- [TASK TO COMPLETE]
The records below are to be retyped in full. Keep every word.

-------- WORKING DATA --------

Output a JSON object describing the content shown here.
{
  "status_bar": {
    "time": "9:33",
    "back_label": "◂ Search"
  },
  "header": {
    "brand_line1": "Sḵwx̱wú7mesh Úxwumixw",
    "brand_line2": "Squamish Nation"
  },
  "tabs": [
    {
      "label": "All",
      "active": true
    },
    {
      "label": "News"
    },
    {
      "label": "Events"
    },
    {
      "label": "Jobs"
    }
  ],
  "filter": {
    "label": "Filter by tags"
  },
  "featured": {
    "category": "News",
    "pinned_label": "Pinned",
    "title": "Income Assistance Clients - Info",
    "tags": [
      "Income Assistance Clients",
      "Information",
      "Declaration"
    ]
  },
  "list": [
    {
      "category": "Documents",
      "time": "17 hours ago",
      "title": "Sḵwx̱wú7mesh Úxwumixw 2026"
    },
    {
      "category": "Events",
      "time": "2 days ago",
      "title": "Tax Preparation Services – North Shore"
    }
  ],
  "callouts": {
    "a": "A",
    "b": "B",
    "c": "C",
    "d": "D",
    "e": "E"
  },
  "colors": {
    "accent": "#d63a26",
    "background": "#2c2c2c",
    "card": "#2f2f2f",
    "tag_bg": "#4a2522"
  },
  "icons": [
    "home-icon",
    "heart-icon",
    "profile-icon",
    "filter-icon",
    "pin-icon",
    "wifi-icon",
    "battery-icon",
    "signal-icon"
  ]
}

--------

- [RESULT OF THE TASK]
Output a JSON object describing the content shown here.
{
  "status_bar": {
    "time": "9:33",
    "back_label": "◂ Search"
  },
  "header": {
    "brand_line1": "Sḵwx̱wú7mesh Úxwumixw",
    "brand_line2": "Squamish Nation"
  },
  "tabs": [
    {
      "label": "All",
      "active": true
    },
    {
      "label": "News"
    },
    {
      "label": "Events"
    },
    {
      "label": "Jobs"
    }
  ],
  "filter": {
    "label": "Filter by tags"
  },
  "featured": {
    "category": "News",
    "pinned_label": "Pinned",
    "title": "Income Assistance Clients - Info",
    "tags": [
      "Income Assistance Clients",
      "Information",
      "Declaration"
    ]
  },
  "list": [
    {
      "category": "Documents",
      "time": "17 hours ago",
      "title": "Sḵwx̱wú7mesh Úxwumixw 2026"
    },
    {
      "category": "Events",
      "time": "2 days ago",
      "title": "Tax Preparation Services – North Shore"
    }
  ],
  "callouts": {
    "a": "A",
    "b": "B",
    "c": "C",
    "d": "D",
    "e": "E"
  },
  "colors": {
    "accent": "#d63a26",
    "background": "#2c2c2c",
    "card": "#2f2f2f",
    "tag_bg": "#4a2522"
  },
  "icons": [
    "home-icon",
    "heart-icon",
    "profile-icon",
    "filter-icon",
    "pin-icon",
    "wifi-icon",
    "battery-icon",
    "signal-icon"
  ]
}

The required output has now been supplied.